There's not much the police can do about runaway teenagers, but Detective Constable Charlie Peace goes through the motions. He interviews the families, he visits the school. Alan had friends and had aspired to a good education. Katy had nothing, least of all self-esteem.
The two teens could be anywhere, even living dangerously on the streets of Leeds, so it's with relief that Charlie discovers them in a hostel for homeless young people. But are they safe? And who is Ben Marchant, the man who runs the shelter?
Whoever he is, he seems to be doing well. Young people beg or work as street musicians during the day, then eat and sleep at the hostel at night. They can remain there two weeks and then must leave for two weeks before beginning the cycle again. Only Katy and Alan stay longer. Only they have a special, mysterious understanding with Ben.
But all is not well at the shelter. Neighbors complain about strange goings-on. Residents too often display feelings of jealousy and suspicion. A young woman flees from a violent family member, perhaps bringing danger with her. Emotions run high, ranging from love and gratitude to fear and hate.
One person may even hate enough to murder. One person's hate may destroy this place that some regard as a haven of peace and safety and others fear as something more complex and diabolical.
No Place of Safety combines brilliant social commentary with a mesmerizing mystery plot that will once again enthrall Robert Barnard's legion of fans.
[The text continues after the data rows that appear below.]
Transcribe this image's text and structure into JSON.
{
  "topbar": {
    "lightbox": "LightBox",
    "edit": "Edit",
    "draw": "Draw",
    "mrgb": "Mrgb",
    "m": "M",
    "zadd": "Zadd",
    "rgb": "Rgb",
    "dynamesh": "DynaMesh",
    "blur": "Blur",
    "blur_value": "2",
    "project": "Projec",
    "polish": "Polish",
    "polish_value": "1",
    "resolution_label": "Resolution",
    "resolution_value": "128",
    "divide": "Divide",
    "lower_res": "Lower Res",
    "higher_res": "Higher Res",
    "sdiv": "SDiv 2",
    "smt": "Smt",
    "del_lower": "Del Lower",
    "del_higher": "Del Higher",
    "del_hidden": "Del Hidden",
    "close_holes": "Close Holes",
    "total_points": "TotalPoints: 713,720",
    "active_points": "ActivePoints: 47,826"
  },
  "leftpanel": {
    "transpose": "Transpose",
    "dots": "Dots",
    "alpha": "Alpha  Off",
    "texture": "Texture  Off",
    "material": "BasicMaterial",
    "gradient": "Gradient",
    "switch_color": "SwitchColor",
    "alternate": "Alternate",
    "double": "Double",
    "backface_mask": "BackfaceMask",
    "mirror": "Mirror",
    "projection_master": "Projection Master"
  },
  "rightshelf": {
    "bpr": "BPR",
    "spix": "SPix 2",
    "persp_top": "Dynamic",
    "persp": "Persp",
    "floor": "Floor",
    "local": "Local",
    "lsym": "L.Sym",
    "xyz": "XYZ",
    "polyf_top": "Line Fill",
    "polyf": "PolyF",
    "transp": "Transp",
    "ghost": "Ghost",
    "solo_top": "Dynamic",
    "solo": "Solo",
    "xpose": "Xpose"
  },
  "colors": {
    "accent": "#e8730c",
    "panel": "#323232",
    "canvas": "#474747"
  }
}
Recognized as one of the best of all contemporary crime writers, Barnard is in top form.